The Long Meadow of Treflach

The road verge of Treflach is as old as the taste of water.  

It is a refuge from modernity for its flora, where 97 % of all rare wildflowers and herbs can be found, but very dangerous for its fauna due to fast traffic.

Since cultivation of this site is minimal (apart from occasional digging by local utility companies and cattle browsing on their way to new pastures) the greatest danger is from local hooligans who claim the verge as their own; laying down plastic and stone and killing off anything that dares to photosynthesise.

These unpolluted country lanes should be cherished as unlike other roads they receive less abuse and salt by council gritters that can change the biodiversity.

The long meadow is a seed bank which blooms in an order I will now list:
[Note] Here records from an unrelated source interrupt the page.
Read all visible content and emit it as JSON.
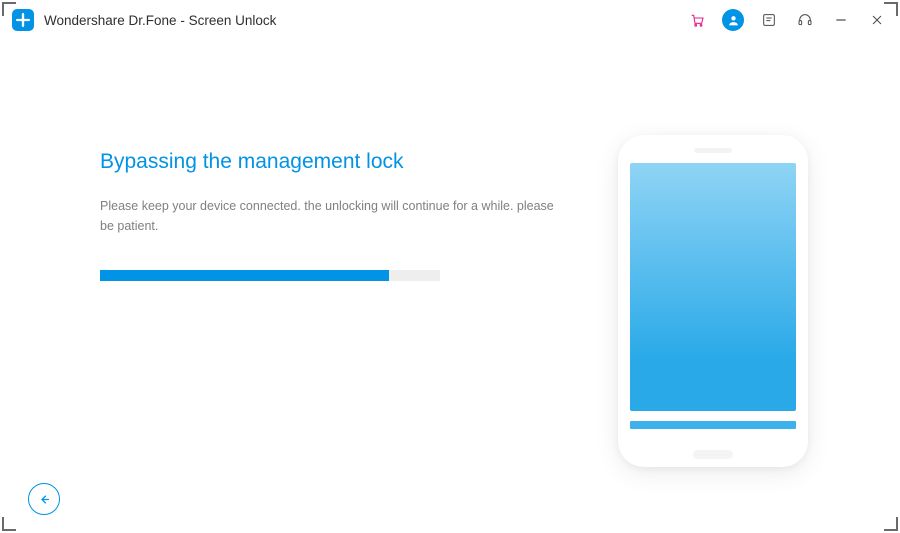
{
  "app": {
    "title": "Wondershare Dr.Fone - Screen Unlock"
  },
  "titlebar_icons": {
    "cart": "cart-icon",
    "user": "user-icon",
    "feedback": "feedback-icon",
    "support": "support-icon",
    "minimize": "minimize-icon",
    "close": "close-icon"
  },
  "main": {
    "heading": "Bypassing the management lock",
    "subtext": "Please keep your device connected. the unlocking will continue for a while. please be patient."
  },
  "progress": {
    "percent": 85
  },
  "colors": {
    "accent": "#0093e6",
    "text_muted": "#808080",
    "cart_stroke": "#e91e8c"
  }
}
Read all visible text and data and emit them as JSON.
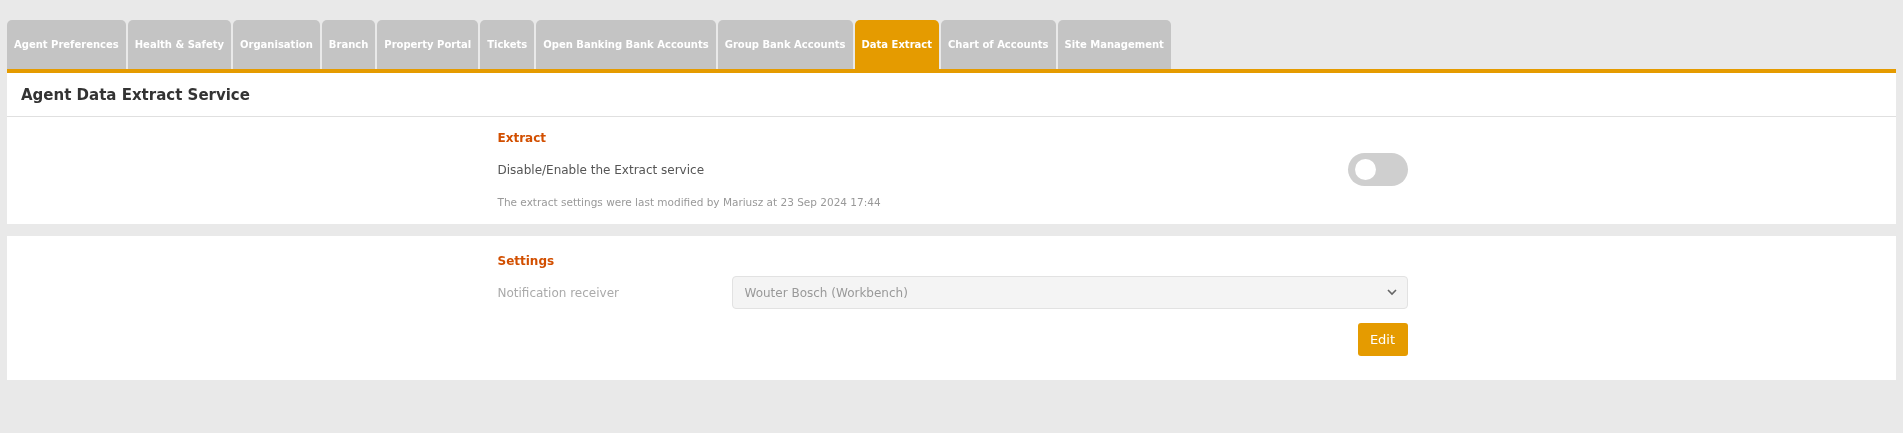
{
  "tabs": [
    {
      "label": "Agent Preferences",
      "selected": false
    },
    {
      "label": "Health & Safety",
      "selected": false
    },
    {
      "label": "Organisation",
      "selected": false
    },
    {
      "label": "Branch",
      "selected": false
    },
    {
      "label": "Property Portal",
      "selected": false
    },
    {
      "label": "Tickets",
      "selected": false
    },
    {
      "label": "Open Banking Bank Accounts",
      "selected": false
    },
    {
      "label": "Group Bank Accounts",
      "selected": false
    },
    {
      "label": "Data Extract",
      "selected": true
    },
    {
      "label": "Chart of Accounts",
      "selected": false
    },
    {
      "label": "Site Management",
      "selected": false
    }
  ],
  "page_title": "Agent Data Extract Service",
  "extract": {
    "heading": "Extract",
    "toggle_label": "Disable/Enable the Extract service",
    "on": false,
    "note": "The extract settings were last modified by Mariusz at 23 Sep 2024 17:44"
  },
  "settings": {
    "heading": "Settings",
    "field_label": "Notification receiver",
    "value": "Wouter Bosch (Workbench)",
    "disabled": true,
    "button": "Edit"
  }
}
First comes the anemone in March, the lesser celandine then wild garlic and then lords and ladies.  On south facing slopes early primroses and bluebells can be seen, then in May cow parsley dominates reaching 6 feet high and making indented lanes more narrow when heavy rain causes them to fall into the road.  Then red and white campion, vetch, greater stitchwort, cuckoo flower, speedwell, forget-me-not, white and yellow nettles, henbit and ox and cowslips.  In June buttercups, herb Robert, ribbit plantain, archangel, red clover, welsh poppy and bell flower are abundant.  In July meadow sweet, thistle, poppy - and my favourite the blue corn flower - which signals the end of the seasonal colour as the verge returns to wild grasses and herbs.  There are plenty of others not mentioned I have yet to identify!